Charging the Frames is accomplished with a proprietary magnetically connected power line that plugs into any USB charger. A two-hour charge delivers about 3.5 hours of music listening at moderate levels, or 12 hours of standby time. You obviously can’t wear and charge the Frames at the same time.
Bose Frames and augmented reality
Powering down the Frames is dirt simple: Just take ‘em off and flip ‘em over, “something people are always doing when they lay sunglasses down on a counter,” said Trevedi. This trick is made possible by an onboard gyroscope, part of a nine-axis head-tracking, direction-sensing (and steering) circuit and a supporting augmented reality software platform known as Bose AR.
Tapping the Frames’ onboard sensors, Bose’s smartphone app, and your smartphone’s GPS hardware, these audio spectacles will be able to ascertain where you are, how fast you’re moving, and what you’re looking at. On walking tours, a voice whispering in your ears will direct you where to look and when to turn, sharing insights along the way, so you can keep your shaded gaze on objects and scenery, instead of stumbling along with your eyes cast down at a guidebook or map. Pickpockets will hate these things.

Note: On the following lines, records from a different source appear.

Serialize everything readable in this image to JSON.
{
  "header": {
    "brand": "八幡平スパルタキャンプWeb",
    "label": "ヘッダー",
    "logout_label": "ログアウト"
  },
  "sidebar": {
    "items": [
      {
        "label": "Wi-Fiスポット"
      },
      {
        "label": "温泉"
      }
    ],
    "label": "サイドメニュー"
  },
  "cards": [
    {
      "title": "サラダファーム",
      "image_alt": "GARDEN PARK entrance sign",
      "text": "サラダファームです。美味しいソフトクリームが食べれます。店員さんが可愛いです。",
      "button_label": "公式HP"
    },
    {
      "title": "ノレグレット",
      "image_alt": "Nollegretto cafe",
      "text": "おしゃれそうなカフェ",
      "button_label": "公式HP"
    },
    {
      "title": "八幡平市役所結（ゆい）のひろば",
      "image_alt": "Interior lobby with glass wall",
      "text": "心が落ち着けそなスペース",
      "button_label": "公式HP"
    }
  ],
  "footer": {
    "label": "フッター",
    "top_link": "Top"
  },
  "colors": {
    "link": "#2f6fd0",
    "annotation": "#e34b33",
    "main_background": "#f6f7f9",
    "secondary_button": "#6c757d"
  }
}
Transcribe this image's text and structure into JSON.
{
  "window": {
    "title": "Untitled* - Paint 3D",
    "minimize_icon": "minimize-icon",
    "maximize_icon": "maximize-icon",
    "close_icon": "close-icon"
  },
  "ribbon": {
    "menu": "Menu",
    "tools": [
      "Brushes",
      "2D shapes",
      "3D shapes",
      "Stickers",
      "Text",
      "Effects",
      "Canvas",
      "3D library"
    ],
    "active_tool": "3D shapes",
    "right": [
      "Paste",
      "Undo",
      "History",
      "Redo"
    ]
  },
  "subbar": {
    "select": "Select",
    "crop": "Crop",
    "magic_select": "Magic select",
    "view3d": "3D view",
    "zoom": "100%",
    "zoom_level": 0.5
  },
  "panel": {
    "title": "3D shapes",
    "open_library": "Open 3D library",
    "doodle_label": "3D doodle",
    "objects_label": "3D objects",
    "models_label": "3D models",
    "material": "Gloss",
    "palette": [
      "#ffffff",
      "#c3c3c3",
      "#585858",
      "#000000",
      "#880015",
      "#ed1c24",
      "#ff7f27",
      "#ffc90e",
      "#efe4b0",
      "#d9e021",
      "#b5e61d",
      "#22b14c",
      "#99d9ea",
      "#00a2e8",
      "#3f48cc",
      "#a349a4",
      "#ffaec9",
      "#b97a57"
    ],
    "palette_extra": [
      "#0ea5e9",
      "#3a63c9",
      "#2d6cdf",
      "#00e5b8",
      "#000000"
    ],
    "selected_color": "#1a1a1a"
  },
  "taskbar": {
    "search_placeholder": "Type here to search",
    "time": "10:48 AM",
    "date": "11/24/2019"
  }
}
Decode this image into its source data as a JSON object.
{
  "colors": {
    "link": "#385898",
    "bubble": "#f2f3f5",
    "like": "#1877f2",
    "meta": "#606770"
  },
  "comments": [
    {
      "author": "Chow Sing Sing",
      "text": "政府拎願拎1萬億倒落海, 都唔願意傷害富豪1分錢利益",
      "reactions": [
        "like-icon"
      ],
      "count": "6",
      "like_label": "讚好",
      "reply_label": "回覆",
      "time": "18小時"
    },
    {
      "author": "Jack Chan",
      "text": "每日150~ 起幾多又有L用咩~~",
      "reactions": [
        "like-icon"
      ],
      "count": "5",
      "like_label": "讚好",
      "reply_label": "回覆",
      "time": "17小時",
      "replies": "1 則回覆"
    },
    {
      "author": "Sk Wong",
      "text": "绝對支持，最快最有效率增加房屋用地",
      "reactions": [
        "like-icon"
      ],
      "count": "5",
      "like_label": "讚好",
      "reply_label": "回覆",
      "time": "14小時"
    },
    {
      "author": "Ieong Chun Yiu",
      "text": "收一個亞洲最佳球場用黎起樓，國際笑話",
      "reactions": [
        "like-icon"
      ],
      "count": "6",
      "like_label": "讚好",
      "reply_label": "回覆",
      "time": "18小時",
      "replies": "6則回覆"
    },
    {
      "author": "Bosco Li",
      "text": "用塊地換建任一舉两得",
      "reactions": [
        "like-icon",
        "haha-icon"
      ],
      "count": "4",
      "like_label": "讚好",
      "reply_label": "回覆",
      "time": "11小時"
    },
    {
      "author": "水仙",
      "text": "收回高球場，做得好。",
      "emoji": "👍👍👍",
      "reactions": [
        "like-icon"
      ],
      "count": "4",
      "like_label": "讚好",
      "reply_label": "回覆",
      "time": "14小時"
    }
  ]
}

Most of that potential, however, won’t be delivered until the second stage of Bose Frames’ evolution. Bose recently acquired the audio-tour-guide developer Detour, which has already curated more than 100 strolls through towns foreign and domestic. Bose has also announced a $50 million investment fund to kick-start other projects that use its Bose AR SDK (software development kit), and it has announced collaborations with the likes of ASICS Studio, Strava, TripAdvisor, TuneIn, and Yelp. Think educational tutoring, gaming, fitness coaching, meditation, and more.
Bose won’t reveal any details about the first wave of available apps until March, at the South by Southwest (SXSW) music/film/interactive media conference in Austin, Texas. That’s also when Bose intends to launch Frames globally. For now, they’re available only in Bose retail stores in the U.S. and on the brand’s domestic website.
Mum’s the word on product variations, too. There are just two SKUs available today: the aforementioned Alto, and the smaller, rounder Rondo. Both of those frames have a matte black finish with medium-gray-tinted UVA/UVB-blocking lenses. Trivedi hinted that different colored frames will eventually come to market, and that users will be able to have Frames fitted with prescription lenses. Personally, I’d like to see a pair with Transitions lenses that darken in sunlight and turn clear indoors and at night.